At the end of our 2016 election year, we distributed a CFP that asked digital rhetoricians to consider how we might teach in the post-election moment. In their responses, our contributors focused on extending conversations on digital and media literacy in our “post-truth” moment. They shared lesson plans, readings, activities, and reflections on meeting the challenges of teaching digital rhetoric after the election.
- Considered how digital infrastructures shape our experiences. Brett Keegan shared his lesson plan for teaching how filter bubbles shape our “perceived political ‘realities,’” and Dawn Opel challenged students in a web design course to build social networking sites for good.
- Explored political rhetoric. Rachel L. Hinman considered the rhetorical affordances and constraints of political data visualization. Lucy A. Johnson taught students to explore political discourse using Voyant, a text analysis tool.
- Addressed the challenges of “fake news” Andrew Kulak explored the rhetorics of fake news through social media hashtags. Using semiotics, Dan Martin helped students analyze the intertextuality of fake news to better understand its construction. Elizabeth Fleitz revised her approach to teaching source evaluation to include specific strategies for identifying fake news. Elisa Findlay and Stephanie Larson reflect on their experience leading a semester-long professional working group on fake news.

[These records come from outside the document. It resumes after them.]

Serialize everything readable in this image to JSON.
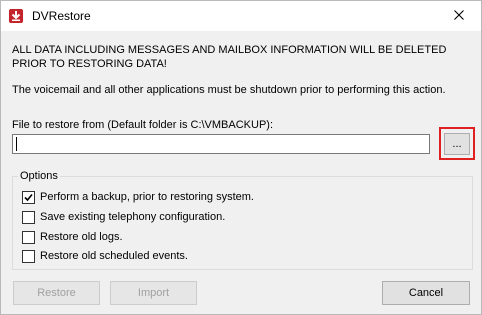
{
  "window": {
    "title": "DVRestore"
  },
  "warning_text": "ALL DATA INCLUDING MESSAGES AND MAILBOX INFORMATION WILL BE DELETED PRIOR TO RESTORING DATA!",
  "note_text": "The voicemail and all other applications must be shutdown prior to performing this action.",
  "file_field": {
    "label": "File to restore from (Default folder is C:\\VMBACKUP):",
    "value": "",
    "browse_label": "..."
  },
  "options": {
    "legend": "Options",
    "items": [
      {
        "label": "Perform a backup, prior to restoring system.",
        "checked": true
      },
      {
        "label": "Save existing telephony configuration.",
        "checked": false
      },
      {
        "label": "Restore old logs.",
        "checked": false
      },
      {
        "label": "Restore old scheduled events.",
        "checked": false
      }
    ]
  },
  "buttons": {
    "restore": {
      "label": "Restore",
      "enabled": false
    },
    "import": {
      "label": "Import",
      "enabled": false
    },
    "cancel": {
      "label": "Cancel",
      "enabled": true
    }
  },
  "colors": {
    "highlight": "#e02020",
    "app_icon": "#c4242b",
    "dialog_bg": "#f0f0f0"
  }
}
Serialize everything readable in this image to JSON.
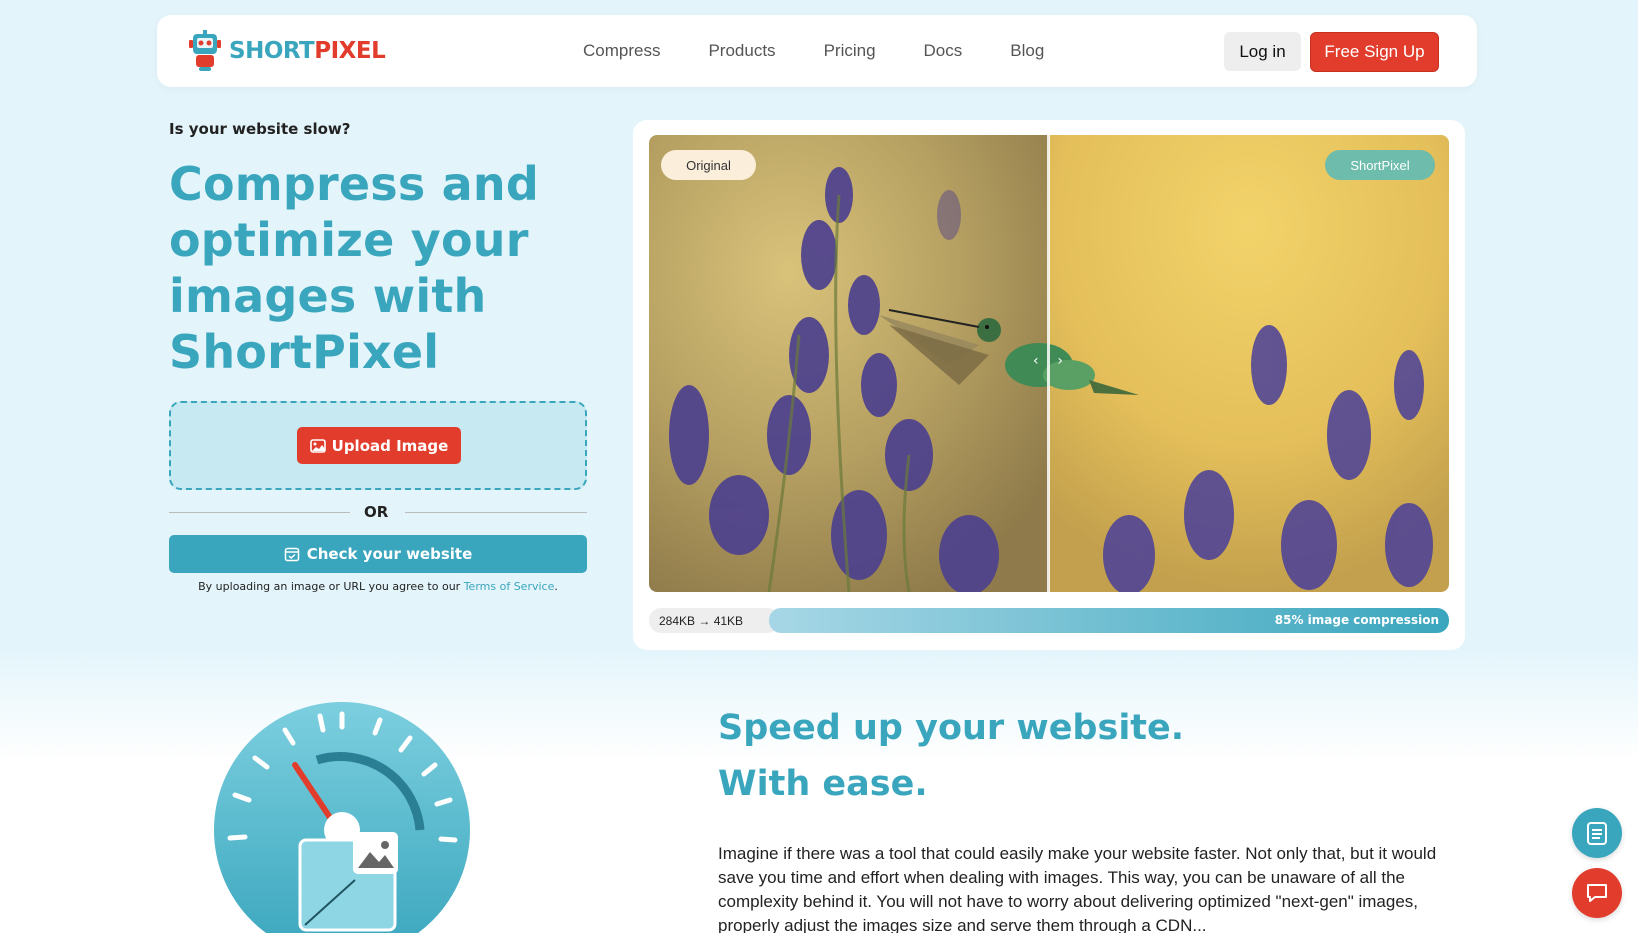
{
  "header": {
    "logo": {
      "short": "SHORT",
      "pixel": "PIXEL",
      "icon": "robot-logo-icon"
    },
    "nav": [
      "Compress",
      "Products",
      "Pricing",
      "Docs",
      "Blog"
    ],
    "login_label": "Log in",
    "signup_label": "Free Sign Up"
  },
  "hero": {
    "eyebrow": "Is your website slow?",
    "title_lines": [
      "Compress and",
      "optimize your",
      "images with",
      "ShortPixel"
    ],
    "upload_label": "Upload Image",
    "upload_icon": "image-icon",
    "or_label": "OR",
    "check_label": "Check your website",
    "check_icon": "calendar-check-icon",
    "tos_prefix": "By uploading an image or URL you agree to our ",
    "tos_link": "Terms of Service",
    "tos_suffix": "."
  },
  "compare": {
    "original_label": "Original",
    "shortpixel_label": "ShortPixel",
    "size_text": "284KB → 41KB",
    "compression_text": "85% image compression",
    "compression_fraction": 0.85,
    "handle_left": "‹",
    "handle_right": "›"
  },
  "speed": {
    "title_line1": "Speed up your website.",
    "title_line2": "With ease.",
    "body": "Imagine if there was a tool that could easily make your website faster. Not only that, but it would save you time and effort when dealing with images. This way, you can be unaware of all the complexity behind it. You will not have to worry about delivering optimized \"next-gen\" images, properly adjust the images size and serve them through a CDN..."
  },
  "floating": {
    "first_icon": "checklist-icon",
    "second_icon": "chat-icon"
  },
  "colors": {
    "brand_teal": "#3aa6bd",
    "brand_red": "#e23d2c",
    "background": "#e3f5fb"
  }
}
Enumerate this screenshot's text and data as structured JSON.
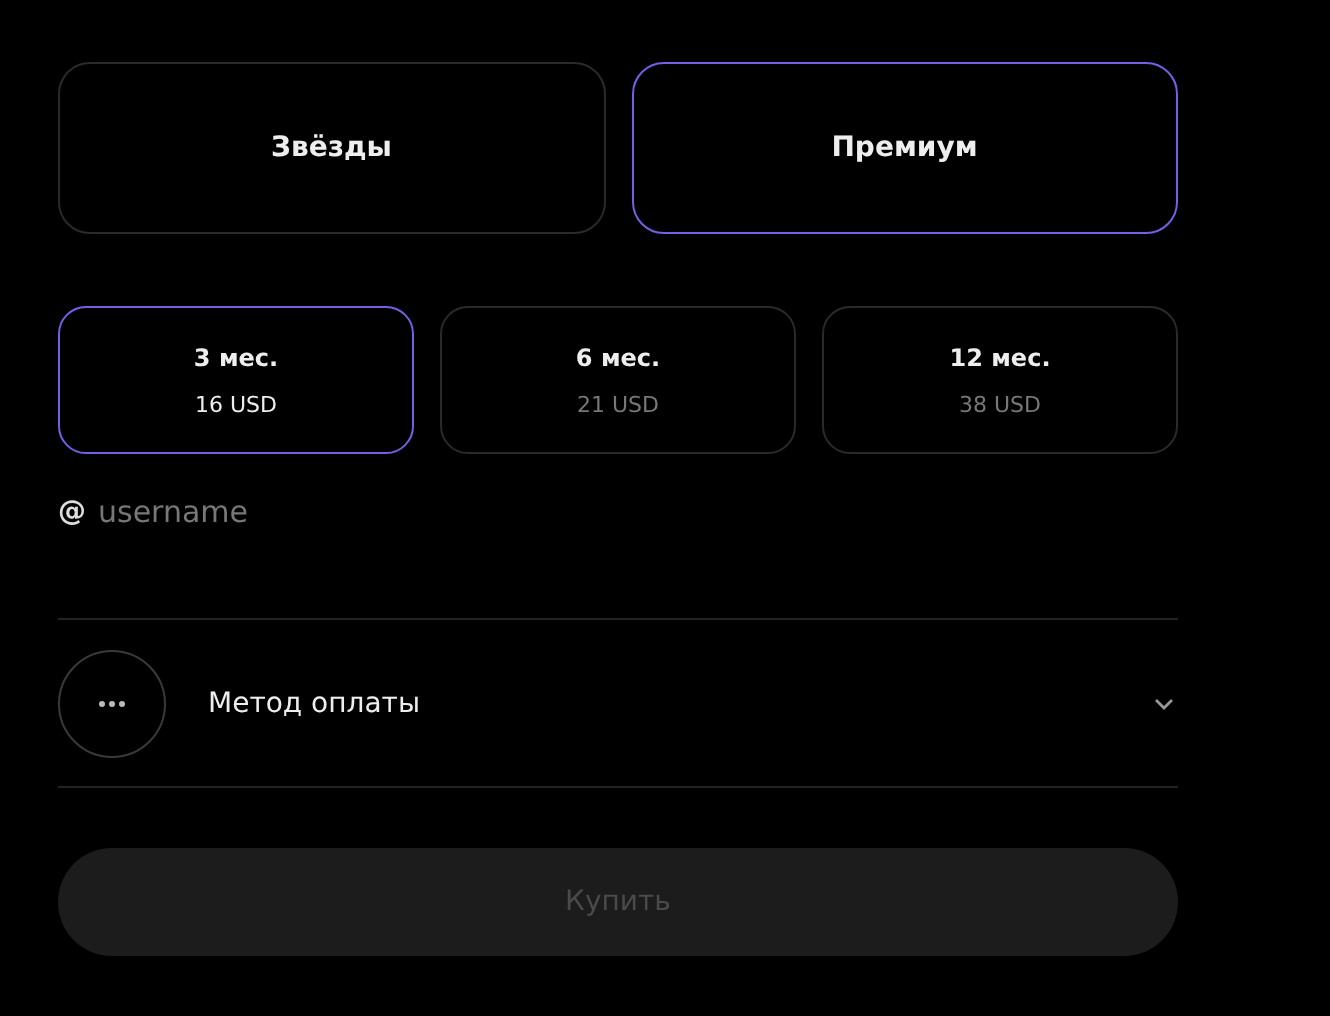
{
  "tabs": [
    {
      "label": "Звёзды",
      "selected": false
    },
    {
      "label": "Премиум",
      "selected": true
    }
  ],
  "plans": [
    {
      "duration": "3 мес.",
      "price": "16 USD",
      "selected": true
    },
    {
      "duration": "6 мес.",
      "price": "21 USD",
      "selected": false
    },
    {
      "duration": "12 мес.",
      "price": "38 USD",
      "selected": false
    }
  ],
  "recipient": {
    "prefix": "@",
    "placeholder": "username"
  },
  "payment_method": {
    "label": "Метод оплаты"
  },
  "buy_button": {
    "label": "Купить",
    "disabled": true
  }
}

- Extended conversations on media literacy. Elizabeth Lenaghan uses hoaxes as a focus for teaching media literacy. Meg Marquardt shares a lesson plan for rhetorically reading science news, with an eye toward alternative facts. Katie Manthey and Anna Dulin Milholland worked to help faculty across departments teach source credibility.
Thank you to all of our contributors for sharing their insights!